"We take the brakes apart and break them down to their individual components," explained the 379 EMXS Airman deployed from McConnell Air Force Base, Kan. "The corner and ring goes to (the) sheet metal (shop) and the sheet metal guys blast off the dust, dirt and paint. Then the parts are examined by nondestructive inspection specialists, and, if deemed usable, they're painted and returned to us for reassembly."
The team then reassembles the brakes with necessary new parts, and tests them on a hydraulic pressure system reaching 1,200 pounds-per-square-inch for five separate brake cycles.
Deployed CIRF Airmen also work on C-130 propellers and engines.
"We tear down the props to individual blades," said Senior Airman Chandler Boettcher, a 379th EMXS technician. "Then we reseal the blades, and do any repairs to the blades themselves.
The 379 CIRF propeller shop gets a "lot of business" from forward deployed locations in the AOR.
"It's easier for units to send their props here," said Airman Boettcher. "We're closer, and this saves a lot of time and money."
In another CIRF building, Tech. Sgt. Robert Moore works on C-130 engines. Repairing the T-56 engine means tearing the engine down to its basic core components and removing damaged modules.
"Most of the time we are replacing turbines or reduction gear boxes," said Sergeant Moore, who is deployed from Little Rock AFB, Ark. "We've been fixing engines here for about a year, and we take them from any of the (forward operating bases) in the AOR."
According to Sergeant Moore, the life of an engine depends on the how many hours it's flown.
"A turbine rotor typically lasts around 6,000 hours, and then we replace it," he said. "It doesn't necessarily mean the engine is broken, but shortly after the 6,000 hour mark we start to see significant signs of degradation."

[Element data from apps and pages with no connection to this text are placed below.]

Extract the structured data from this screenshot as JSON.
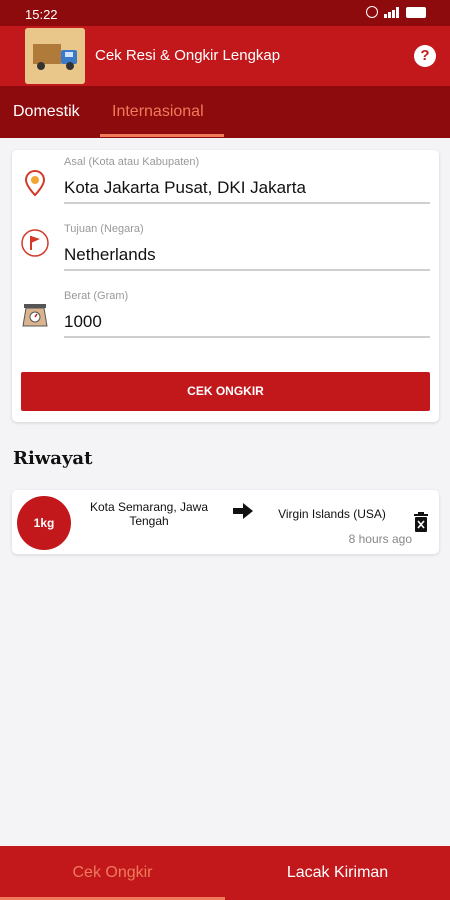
{
  "status_bar": {
    "time": "15:22",
    "icons": [
      "alarm-icon",
      "signal-icon",
      "battery-icon"
    ]
  },
  "app_bar": {
    "title": "Cek Resi & Ongkir Lengkap",
    "help_icon": "help-icon",
    "help_symbol": "?"
  },
  "tabs": [
    {
      "label": "Domestik",
      "active": false
    },
    {
      "label": "Internasional",
      "active": true
    }
  ],
  "form": {
    "origin": {
      "label": "Asal (Kota atau Kabupaten)",
      "value": "Kota Jakarta Pusat, DKI Jakarta",
      "icon": "location-pin-icon"
    },
    "destination": {
      "label": "Tujuan (Negara)",
      "value": "Netherlands",
      "icon": "flag-icon"
    },
    "weight": {
      "label": "Berat (Gram)",
      "value": "1000",
      "icon": "scale-icon"
    },
    "submit_label": "CEK ONGKIR"
  },
  "history": {
    "title": "Riwayat",
    "items": [
      {
        "weight": "1kg",
        "origin": "Kota Semarang, Jawa Tengah",
        "destination": "Virgin Islands (USA)",
        "time": "8 hours ago",
        "arrow_icon": "arrow-right-icon",
        "delete_icon": "delete-icon"
      }
    ]
  },
  "bottom_nav": [
    {
      "label": "Cek Ongkir",
      "active": true
    },
    {
      "label": "Lacak Kiriman",
      "active": false
    }
  ],
  "colors": {
    "primary": "#c2181c",
    "primary_dark": "#8e0b0d",
    "accent": "#f07a5a",
    "background": "#f4f4f7"
  }
}
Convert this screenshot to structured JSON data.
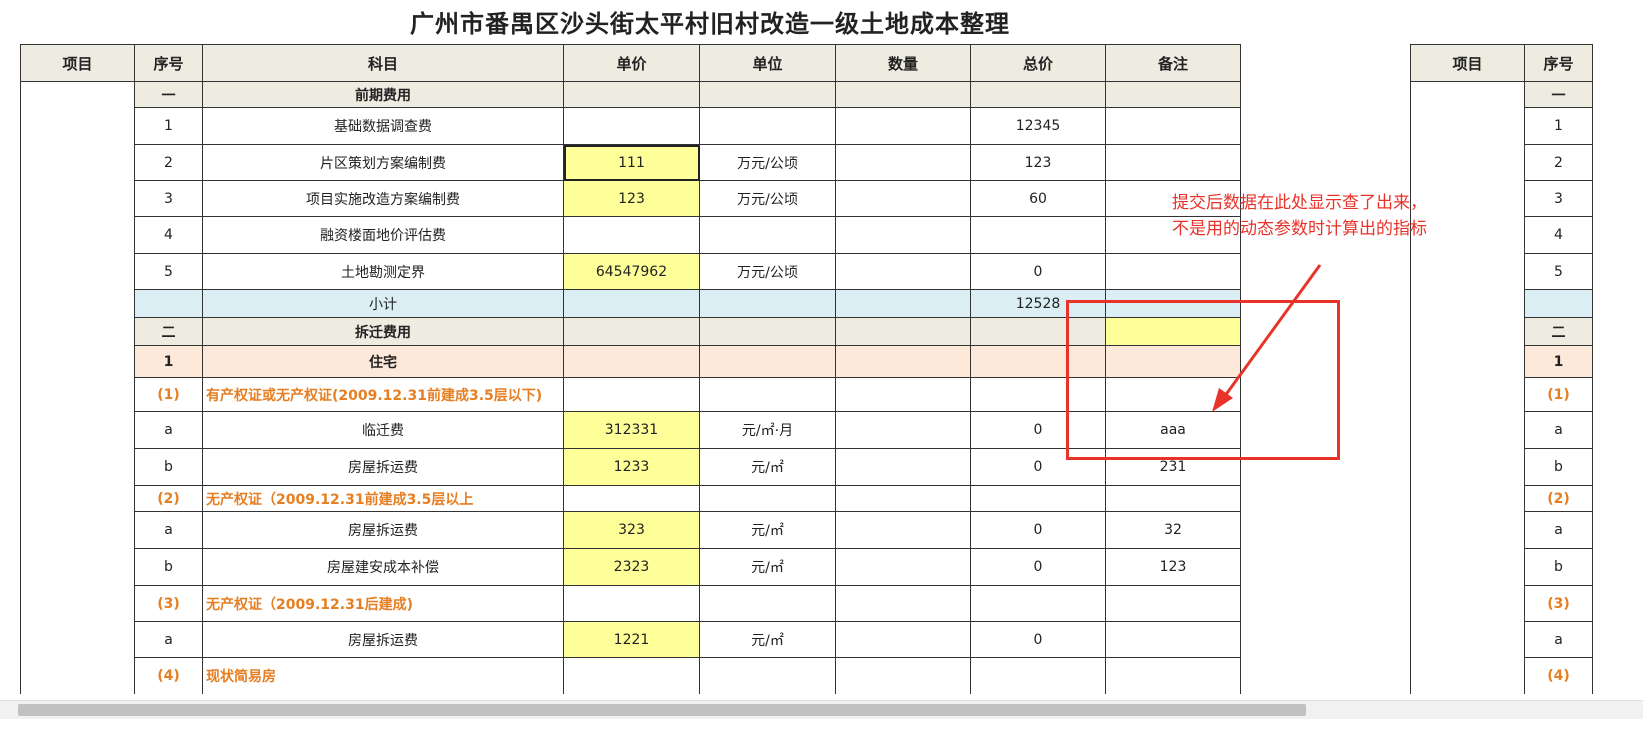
{
  "page": {
    "title": "广州市番禺区沙头街太平村旧村改造一级土地成本整理"
  },
  "table": {
    "headers": [
      "项目",
      "序号",
      "科目",
      "单价",
      "单位",
      "数量",
      "总价",
      "备注"
    ],
    "rows": [
      {
        "style": "cat",
        "seq": "一",
        "subject": "前期费用",
        "price": "",
        "unit": "",
        "qty": "",
        "total": "",
        "note": ""
      },
      {
        "style": "item",
        "seq": "1",
        "subject": "基础数据调查费",
        "price": "",
        "unit": "",
        "qty": "",
        "total": "12345",
        "note": ""
      },
      {
        "style": "item-y",
        "seq": "2",
        "subject": "片区策划方案编制费",
        "price": "111",
        "unit": "万元/公顷",
        "qty": "",
        "total": "123",
        "note": "",
        "selected": true
      },
      {
        "style": "item-y",
        "seq": "3",
        "subject": "项目实施改造方案编制费",
        "price": "123",
        "unit": "万元/公顷",
        "qty": "",
        "total": "60",
        "note": ""
      },
      {
        "style": "item",
        "seq": "4",
        "subject": "融资楼面地价评估费",
        "price": "",
        "unit": "",
        "qty": "",
        "total": "",
        "note": ""
      },
      {
        "style": "item-y",
        "seq": "5",
        "subject": "土地勘测定界",
        "price": "64547962",
        "unit": "万元/公顷",
        "qty": "",
        "total": "0",
        "note": ""
      },
      {
        "style": "subtotal",
        "seq": "",
        "subject": "小计",
        "price": "",
        "unit": "",
        "qty": "",
        "total": "12528",
        "note": ""
      },
      {
        "style": "cat",
        "seq": "二",
        "subject": "拆迁费用",
        "price": "",
        "unit": "",
        "qty": "",
        "total": "",
        "note": ""
      },
      {
        "style": "peach",
        "seq": "1",
        "subject": "住宅",
        "price": "",
        "unit": "",
        "qty": "",
        "total": "",
        "note": ""
      },
      {
        "style": "orange",
        "seq": "(1)",
        "subject": "有产权证或无产权证(2009.12.31前建成3.5层以下)",
        "price": "",
        "unit": "",
        "qty": "",
        "total": "",
        "note": ""
      },
      {
        "style": "item-y",
        "seq": "a",
        "subject": "临迁费",
        "price": "312331",
        "unit": "元/㎡·月",
        "qty": "",
        "total": "0",
        "note": "aaa"
      },
      {
        "style": "item-y",
        "seq": "b",
        "subject": "房屋拆运费",
        "price": "1233",
        "unit": "元/㎡",
        "qty": "",
        "total": "0",
        "note": "231"
      },
      {
        "style": "orange",
        "seq": "(2)",
        "subject": "无产权证（2009.12.31前建成3.5层以上",
        "price": "",
        "unit": "",
        "qty": "",
        "total": "",
        "note": ""
      },
      {
        "style": "item-y",
        "seq": "a",
        "subject": "房屋拆运费",
        "price": "323",
        "unit": "元/㎡",
        "qty": "",
        "total": "0",
        "note": "32"
      },
      {
        "style": "item-y",
        "seq": "b",
        "subject": "房屋建安成本补偿",
        "price": "2323",
        "unit": "元/㎡",
        "qty": "",
        "total": "0",
        "note": "123"
      },
      {
        "style": "orange",
        "seq": "(3)",
        "subject": "无产权证（2009.12.31后建成)",
        "price": "",
        "unit": "",
        "qty": "",
        "total": "",
        "note": ""
      },
      {
        "style": "item-y",
        "seq": "a",
        "subject": "房屋拆运费",
        "price": "1221",
        "unit": "元/㎡",
        "qty": "",
        "total": "0",
        "note": ""
      },
      {
        "style": "orange",
        "seq": "(4)",
        "subject": "现状简易房",
        "price": "",
        "unit": "",
        "qty": "",
        "total": "",
        "note": ""
      }
    ]
  },
  "annotation": {
    "lines": [
      "提交后数据在此处显示查了出来，",
      "不是用的动态参数时计算出的指标"
    ],
    "color": "#e8332a"
  },
  "colors": {
    "header_bg": "#eeece1",
    "subtotal_bg": "#daeef3",
    "section_bg": "#fde9d9",
    "input_bg": "#ffff99",
    "orange_text": "#e67e22"
  }
}
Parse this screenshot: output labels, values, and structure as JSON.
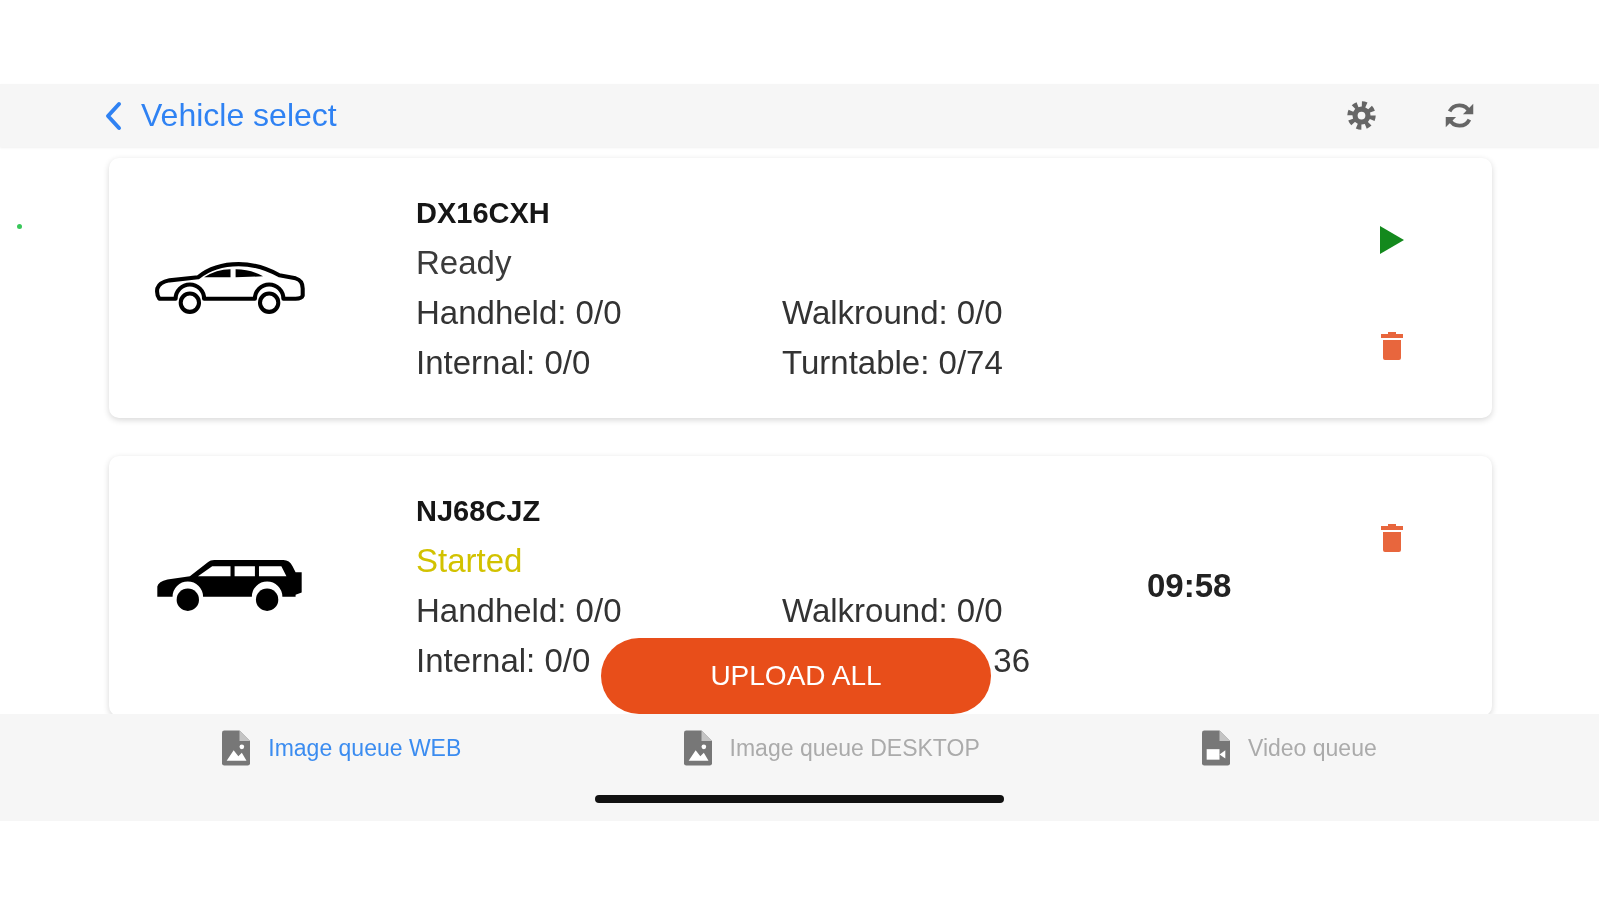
{
  "header": {
    "back_label": "Vehicle select"
  },
  "vehicles": [
    {
      "kind": "sedan",
      "registration": "DX16CXH",
      "status": "Ready",
      "started": false,
      "stats": [
        {
          "kind": "full",
          "text": "Handheld: 0/0"
        },
        {
          "kind": "full",
          "text": "Walkround: 0/0"
        },
        {
          "kind": "full",
          "text": "Internal: 0/0"
        },
        {
          "kind": "full",
          "text": "Turntable: 0/74"
        }
      ]
    },
    {
      "kind": "suv",
      "registration": "NJ68CJZ",
      "status": "Started",
      "started": true,
      "timer": "09:58",
      "stats": [
        {
          "kind": "full",
          "text": "Handheld: 0/0"
        },
        {
          "kind": "full",
          "text": "Walkround: 0/0"
        },
        {
          "kind": "full",
          "text": "Internal: 0/0"
        },
        {
          "kind": "covered",
          "text": "36"
        }
      ]
    }
  ],
  "upload_button": {
    "label": "UPLOAD ALL"
  },
  "bottom_tabs": [
    {
      "kind": "image",
      "label": "Image queue WEB",
      "selected": true
    },
    {
      "kind": "image",
      "label": "Image queue DESKTOP",
      "selected": false
    },
    {
      "kind": "video",
      "label": "Video queue",
      "selected": false
    }
  ]
}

The CIRF also repairs patient therapeutic liquid oxygen converters.
"We've been doing this for more than a year," said Senior Airman Scott Labonte, a 379 EMXS Airman deployed from Cannon AFB, N.M. "It links us right to the lifesaving mission of our wing's aeromeds."
Oxygen converters contain liquid oxygen that some critically ill patients need for survival. Mechanical failure can make the difference between life and death.
Airman Labonte said the CIRF's oxygen converter repair facility was the idea of an Airman several rotations ago.
"Our standard job was to repair liquid oxygen systems on fighter jets," he said. "And someone said, 'Why not use this same technology to service the oxygen converters for patients?' It was a great idea and excellent use of our talents."
Colonel Kolch estimates the CIRF has repaired more than 2,400 units and 31 engines while reducing the turn-around time to an average of 20 days.
"There's no doubt in my mind the CIRF increases mission capability in the fight against terrorism," he said. "And we're proud of our role we play in Operation Iraqi and Enduring Freedom missions. Reducing the transportation requirements for these items provides more space for other critical parts and equipment."